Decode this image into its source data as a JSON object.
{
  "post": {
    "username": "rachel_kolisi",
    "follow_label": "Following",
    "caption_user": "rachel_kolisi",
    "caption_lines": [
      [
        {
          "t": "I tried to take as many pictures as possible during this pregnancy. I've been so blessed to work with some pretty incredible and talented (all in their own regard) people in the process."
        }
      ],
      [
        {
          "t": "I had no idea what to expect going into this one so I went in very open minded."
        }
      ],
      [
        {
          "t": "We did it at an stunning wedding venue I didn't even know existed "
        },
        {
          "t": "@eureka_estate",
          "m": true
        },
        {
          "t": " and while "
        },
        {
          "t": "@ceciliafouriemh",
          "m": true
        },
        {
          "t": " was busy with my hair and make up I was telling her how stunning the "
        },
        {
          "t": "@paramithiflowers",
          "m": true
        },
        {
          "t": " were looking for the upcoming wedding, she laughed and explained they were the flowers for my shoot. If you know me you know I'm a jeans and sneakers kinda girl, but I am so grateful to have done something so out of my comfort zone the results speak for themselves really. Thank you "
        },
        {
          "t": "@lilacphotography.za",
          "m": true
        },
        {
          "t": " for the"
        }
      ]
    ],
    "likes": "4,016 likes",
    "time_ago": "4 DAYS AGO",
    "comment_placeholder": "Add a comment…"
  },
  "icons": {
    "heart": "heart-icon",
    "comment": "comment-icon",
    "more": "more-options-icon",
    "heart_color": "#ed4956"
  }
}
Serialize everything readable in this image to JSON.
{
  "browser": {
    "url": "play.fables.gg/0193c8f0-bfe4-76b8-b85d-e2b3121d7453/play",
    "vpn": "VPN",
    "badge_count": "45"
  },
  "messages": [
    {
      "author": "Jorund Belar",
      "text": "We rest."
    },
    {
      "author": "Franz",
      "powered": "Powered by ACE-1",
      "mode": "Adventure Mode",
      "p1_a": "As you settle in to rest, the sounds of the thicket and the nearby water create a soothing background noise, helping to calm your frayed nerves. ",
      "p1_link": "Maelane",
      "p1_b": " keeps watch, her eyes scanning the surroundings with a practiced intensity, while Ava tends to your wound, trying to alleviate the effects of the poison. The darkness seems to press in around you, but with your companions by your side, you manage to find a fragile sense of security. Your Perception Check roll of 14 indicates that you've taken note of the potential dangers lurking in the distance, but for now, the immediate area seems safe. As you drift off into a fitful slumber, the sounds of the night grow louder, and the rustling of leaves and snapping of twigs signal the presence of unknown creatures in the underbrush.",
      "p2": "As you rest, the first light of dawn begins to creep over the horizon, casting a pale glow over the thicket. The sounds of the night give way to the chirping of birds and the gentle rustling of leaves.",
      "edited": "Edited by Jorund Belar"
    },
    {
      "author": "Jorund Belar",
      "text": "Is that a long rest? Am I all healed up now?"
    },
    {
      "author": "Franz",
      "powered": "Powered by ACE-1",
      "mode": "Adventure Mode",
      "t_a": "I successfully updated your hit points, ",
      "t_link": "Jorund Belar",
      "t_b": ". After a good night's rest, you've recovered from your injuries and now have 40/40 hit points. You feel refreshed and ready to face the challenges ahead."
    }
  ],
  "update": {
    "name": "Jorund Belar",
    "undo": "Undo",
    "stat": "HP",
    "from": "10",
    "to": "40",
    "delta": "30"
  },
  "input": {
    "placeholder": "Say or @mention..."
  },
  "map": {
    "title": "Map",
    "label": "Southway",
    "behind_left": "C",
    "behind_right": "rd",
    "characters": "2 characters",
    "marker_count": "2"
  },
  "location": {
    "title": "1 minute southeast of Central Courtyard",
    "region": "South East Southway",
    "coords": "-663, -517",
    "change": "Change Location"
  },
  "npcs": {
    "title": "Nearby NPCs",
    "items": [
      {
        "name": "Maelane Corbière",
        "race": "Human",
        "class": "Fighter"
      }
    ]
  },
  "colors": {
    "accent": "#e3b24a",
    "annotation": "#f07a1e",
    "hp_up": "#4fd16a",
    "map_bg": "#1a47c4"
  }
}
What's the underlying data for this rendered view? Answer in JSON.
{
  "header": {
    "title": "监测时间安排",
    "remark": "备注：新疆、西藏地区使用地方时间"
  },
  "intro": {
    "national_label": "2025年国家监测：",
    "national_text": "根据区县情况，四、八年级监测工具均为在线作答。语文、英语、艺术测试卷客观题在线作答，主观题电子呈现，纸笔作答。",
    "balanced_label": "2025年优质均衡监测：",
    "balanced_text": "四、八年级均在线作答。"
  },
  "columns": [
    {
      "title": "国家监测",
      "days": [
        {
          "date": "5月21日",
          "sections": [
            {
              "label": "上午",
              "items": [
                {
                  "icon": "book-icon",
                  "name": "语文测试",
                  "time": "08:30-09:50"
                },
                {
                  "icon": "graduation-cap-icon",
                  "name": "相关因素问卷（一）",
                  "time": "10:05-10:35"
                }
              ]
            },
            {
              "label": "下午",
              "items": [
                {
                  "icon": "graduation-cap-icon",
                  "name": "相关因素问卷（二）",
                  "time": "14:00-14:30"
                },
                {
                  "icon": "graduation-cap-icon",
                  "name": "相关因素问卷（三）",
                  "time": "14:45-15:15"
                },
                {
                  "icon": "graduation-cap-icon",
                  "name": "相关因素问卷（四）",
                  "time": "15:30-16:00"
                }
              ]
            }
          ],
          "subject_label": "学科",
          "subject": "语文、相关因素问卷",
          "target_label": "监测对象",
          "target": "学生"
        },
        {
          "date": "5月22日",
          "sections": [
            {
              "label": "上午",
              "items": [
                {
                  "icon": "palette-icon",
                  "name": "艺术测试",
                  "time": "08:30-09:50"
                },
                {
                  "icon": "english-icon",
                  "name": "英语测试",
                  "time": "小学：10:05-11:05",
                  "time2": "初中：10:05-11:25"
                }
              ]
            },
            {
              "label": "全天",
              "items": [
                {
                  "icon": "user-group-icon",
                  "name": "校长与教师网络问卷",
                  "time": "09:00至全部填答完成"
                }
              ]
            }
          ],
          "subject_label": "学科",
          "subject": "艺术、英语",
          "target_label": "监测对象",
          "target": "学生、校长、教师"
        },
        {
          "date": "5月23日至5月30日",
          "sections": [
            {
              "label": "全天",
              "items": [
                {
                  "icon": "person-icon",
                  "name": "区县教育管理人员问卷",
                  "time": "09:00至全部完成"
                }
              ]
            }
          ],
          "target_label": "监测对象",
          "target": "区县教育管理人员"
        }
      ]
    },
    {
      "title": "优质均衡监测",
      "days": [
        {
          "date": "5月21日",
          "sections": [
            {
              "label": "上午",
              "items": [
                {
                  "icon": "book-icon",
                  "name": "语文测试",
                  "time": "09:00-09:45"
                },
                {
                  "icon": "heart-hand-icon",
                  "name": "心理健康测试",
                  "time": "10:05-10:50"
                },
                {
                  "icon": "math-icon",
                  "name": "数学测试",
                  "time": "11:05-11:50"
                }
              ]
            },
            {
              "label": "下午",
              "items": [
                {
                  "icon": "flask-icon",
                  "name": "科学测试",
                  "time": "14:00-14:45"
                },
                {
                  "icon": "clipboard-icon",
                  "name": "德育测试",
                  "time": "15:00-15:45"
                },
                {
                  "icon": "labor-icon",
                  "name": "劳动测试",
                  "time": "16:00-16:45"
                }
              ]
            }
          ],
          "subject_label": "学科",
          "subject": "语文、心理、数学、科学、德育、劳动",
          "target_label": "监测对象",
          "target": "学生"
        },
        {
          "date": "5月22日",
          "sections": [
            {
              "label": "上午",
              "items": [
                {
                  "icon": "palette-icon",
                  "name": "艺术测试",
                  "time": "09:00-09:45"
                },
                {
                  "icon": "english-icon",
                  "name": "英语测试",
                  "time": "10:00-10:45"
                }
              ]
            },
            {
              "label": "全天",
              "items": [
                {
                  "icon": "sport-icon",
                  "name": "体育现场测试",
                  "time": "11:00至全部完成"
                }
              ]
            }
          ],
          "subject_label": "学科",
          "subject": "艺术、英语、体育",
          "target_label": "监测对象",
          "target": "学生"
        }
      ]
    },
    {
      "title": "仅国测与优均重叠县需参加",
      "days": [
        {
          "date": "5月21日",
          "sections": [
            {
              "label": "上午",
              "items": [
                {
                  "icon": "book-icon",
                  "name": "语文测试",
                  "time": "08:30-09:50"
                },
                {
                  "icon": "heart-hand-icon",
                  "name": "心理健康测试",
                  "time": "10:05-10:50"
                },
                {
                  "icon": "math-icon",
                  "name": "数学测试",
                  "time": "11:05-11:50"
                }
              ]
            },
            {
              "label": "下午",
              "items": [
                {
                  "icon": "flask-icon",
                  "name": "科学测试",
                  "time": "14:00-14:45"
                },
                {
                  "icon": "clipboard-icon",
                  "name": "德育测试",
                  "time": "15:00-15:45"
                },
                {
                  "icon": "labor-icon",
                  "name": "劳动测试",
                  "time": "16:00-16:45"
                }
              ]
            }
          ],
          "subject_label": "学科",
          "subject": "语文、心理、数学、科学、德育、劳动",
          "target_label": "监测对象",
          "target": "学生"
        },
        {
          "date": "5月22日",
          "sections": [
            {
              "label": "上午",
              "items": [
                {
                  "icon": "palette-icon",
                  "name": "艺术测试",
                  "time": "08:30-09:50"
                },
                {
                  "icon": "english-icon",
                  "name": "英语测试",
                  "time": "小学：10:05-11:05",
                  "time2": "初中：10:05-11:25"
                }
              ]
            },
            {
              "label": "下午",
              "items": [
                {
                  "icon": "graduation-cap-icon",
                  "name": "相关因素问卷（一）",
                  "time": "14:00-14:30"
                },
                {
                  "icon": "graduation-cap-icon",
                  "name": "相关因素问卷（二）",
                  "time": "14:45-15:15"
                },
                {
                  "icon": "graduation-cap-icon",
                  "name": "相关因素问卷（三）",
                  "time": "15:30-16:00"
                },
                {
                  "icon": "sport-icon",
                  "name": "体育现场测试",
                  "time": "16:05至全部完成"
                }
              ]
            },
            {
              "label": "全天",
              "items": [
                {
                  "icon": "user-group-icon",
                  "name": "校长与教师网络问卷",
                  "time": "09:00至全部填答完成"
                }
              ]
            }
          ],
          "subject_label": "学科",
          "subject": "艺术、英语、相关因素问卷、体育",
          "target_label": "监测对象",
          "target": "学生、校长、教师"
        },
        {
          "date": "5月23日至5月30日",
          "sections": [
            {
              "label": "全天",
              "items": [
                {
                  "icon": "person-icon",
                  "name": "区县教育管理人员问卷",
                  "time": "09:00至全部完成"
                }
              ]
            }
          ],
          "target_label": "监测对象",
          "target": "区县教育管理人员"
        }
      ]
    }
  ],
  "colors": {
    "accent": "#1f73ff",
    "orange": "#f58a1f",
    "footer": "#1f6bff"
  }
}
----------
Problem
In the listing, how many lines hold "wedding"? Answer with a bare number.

Written answer
2